• [Your objective]: Retype every record below exactly as it appears.

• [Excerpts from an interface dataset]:
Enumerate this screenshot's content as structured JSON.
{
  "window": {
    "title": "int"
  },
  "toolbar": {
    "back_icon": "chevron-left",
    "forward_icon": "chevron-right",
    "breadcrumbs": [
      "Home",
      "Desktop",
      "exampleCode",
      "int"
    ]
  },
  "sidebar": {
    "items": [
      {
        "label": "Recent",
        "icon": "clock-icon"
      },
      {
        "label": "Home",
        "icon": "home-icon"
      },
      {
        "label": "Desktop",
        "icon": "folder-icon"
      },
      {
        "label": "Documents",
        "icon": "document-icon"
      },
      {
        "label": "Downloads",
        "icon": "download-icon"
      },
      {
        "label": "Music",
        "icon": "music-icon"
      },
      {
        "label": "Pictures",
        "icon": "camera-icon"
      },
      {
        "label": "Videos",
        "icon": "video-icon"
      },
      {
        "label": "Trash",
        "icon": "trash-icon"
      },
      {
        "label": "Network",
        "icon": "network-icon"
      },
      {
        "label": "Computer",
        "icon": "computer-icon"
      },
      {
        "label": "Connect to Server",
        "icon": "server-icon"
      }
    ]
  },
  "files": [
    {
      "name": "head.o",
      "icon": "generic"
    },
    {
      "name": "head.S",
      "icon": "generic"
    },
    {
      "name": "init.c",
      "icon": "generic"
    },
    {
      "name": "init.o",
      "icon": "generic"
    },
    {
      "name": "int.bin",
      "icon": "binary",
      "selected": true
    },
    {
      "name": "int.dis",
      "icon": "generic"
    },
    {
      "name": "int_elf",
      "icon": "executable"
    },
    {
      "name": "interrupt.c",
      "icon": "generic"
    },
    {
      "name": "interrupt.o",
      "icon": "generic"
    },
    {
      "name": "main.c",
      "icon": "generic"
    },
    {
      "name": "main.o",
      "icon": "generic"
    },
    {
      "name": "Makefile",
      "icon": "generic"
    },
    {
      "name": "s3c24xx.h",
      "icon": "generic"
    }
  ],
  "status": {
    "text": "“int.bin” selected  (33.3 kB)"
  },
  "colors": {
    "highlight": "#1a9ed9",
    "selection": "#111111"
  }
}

• [Answer space]:
Enumerate this screenshot's content as structured JSON.
{
  "window": {
    "title": "int"
  },
  "toolbar": {
    "back_icon": "chevron-left",
    "forward_icon": "chevron-right",
    "breadcrumbs": [
      "Home",
      "Desktop",
      "exampleCode",
      "int"
    ]
  },
  "sidebar": {
    "items": [
      {
        "label": "Recent",
        "icon": "clock-icon"
      },
      {
        "label": "Home",
        "icon": "home-icon"
      },
      {
        "label": "Desktop",
        "icon": "folder-icon"
      },
      {
        "label": "Documents",
        "icon": "document-icon"
      },
      {
        "label": "Downloads",
        "icon": "download-icon"
      },
      {
        "label": "Music",
        "icon": "music-icon"
      },
      {
        "label": "Pictures",
        "icon": "camera-icon"
      },
      {
        "label": "Videos",
        "icon": "video-icon"
      },
      {
        "label": "Trash",
        "icon": "trash-icon"
      },
      {
        "label": "Network",
        "icon": "network-icon"
      },
      {
        "label": "Computer",
        "icon": "computer-icon"
      },
      {
        "label": "Connect to Server",
        "icon": "server-icon"
      }
    ]
  },
  "files": [
    {
      "name": "head.o",
      "icon": "generic"
    },
    {
      "name": "head.S",
      "icon": "generic"
    },
    {
      "name": "init.c",
      "icon": "generic"
    },
    {
      "name": "init.o",
      "icon": "generic"
    },
    {
      "name": "int.bin",
      "icon": "binary",
      "selected": true
    },
    {
      "name": "int.dis",
      "icon": "generic"
    },
    {
      "name": "int_elf",
      "icon": "executable"
    },
    {
      "name": "interrupt.c",
      "icon": "generic"
    },
    {
      "name": "interrupt.o",
      "icon": "generic"
    },
    {
      "name": "main.c",
      "icon": "generic"
    },
    {
      "name": "main.o",
      "icon": "generic"
    },
    {
      "name": "Makefile",
      "icon": "generic"
    },
    {
      "name": "s3c24xx.h",
      "icon": "generic"
    }
  ],
  "status": {
    "text": "“int.bin” selected  (33.3 kB)"
  },
  "colors": {
    "highlight": "#1a9ed9",
    "selection": "#111111"
  }
}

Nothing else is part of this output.